This simulator shows what happens when an extrasolar planet passes in front of its star. Such eclipses (called transits) allow scientists to detect planets they would not see otherwise.
The upper left panel shows the star and planet as they would be seen from earth if we had an extremely powerful telescope. In fact, this privileged view is impossible with any existing telescope; astronomers must infer the transit from the dip in the lightcurve as the planet moves in front of the star. (A lightcurve is a plot of brightness over time.)
The lightcurve is shown in the upper right panel. The apparent brightness of the star is 'normalized', that is, the brightness is reported as a fraction of the full brightness (when the star is not eclipsed). You have the option of showing simulated noisy measurements and hiding the theoretical curve — this gives a better idea of what it is like working with real data.
The planet, star, and system properties can be set in the lower panels.

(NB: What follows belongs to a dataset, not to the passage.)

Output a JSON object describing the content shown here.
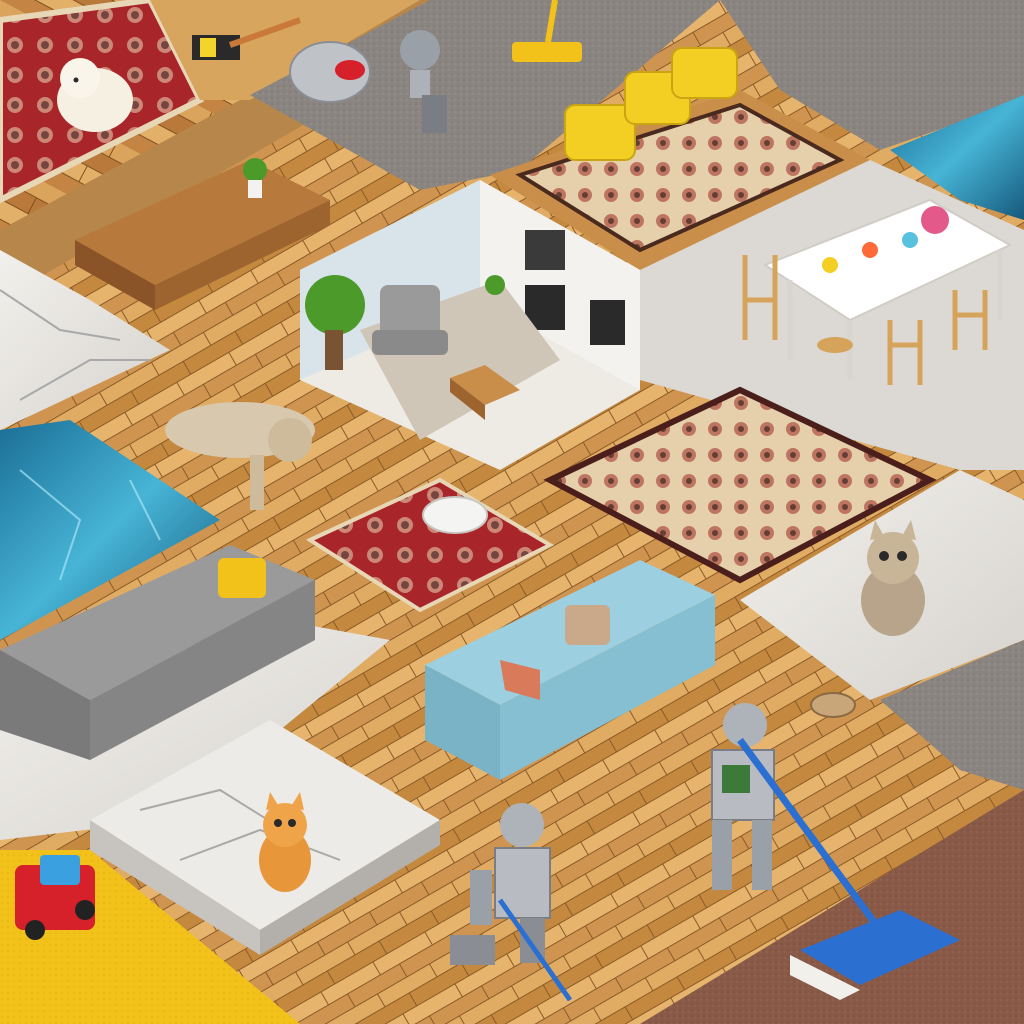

These parameters can also be set by selecting one of the presets from the dropdown menu in the Presets panel.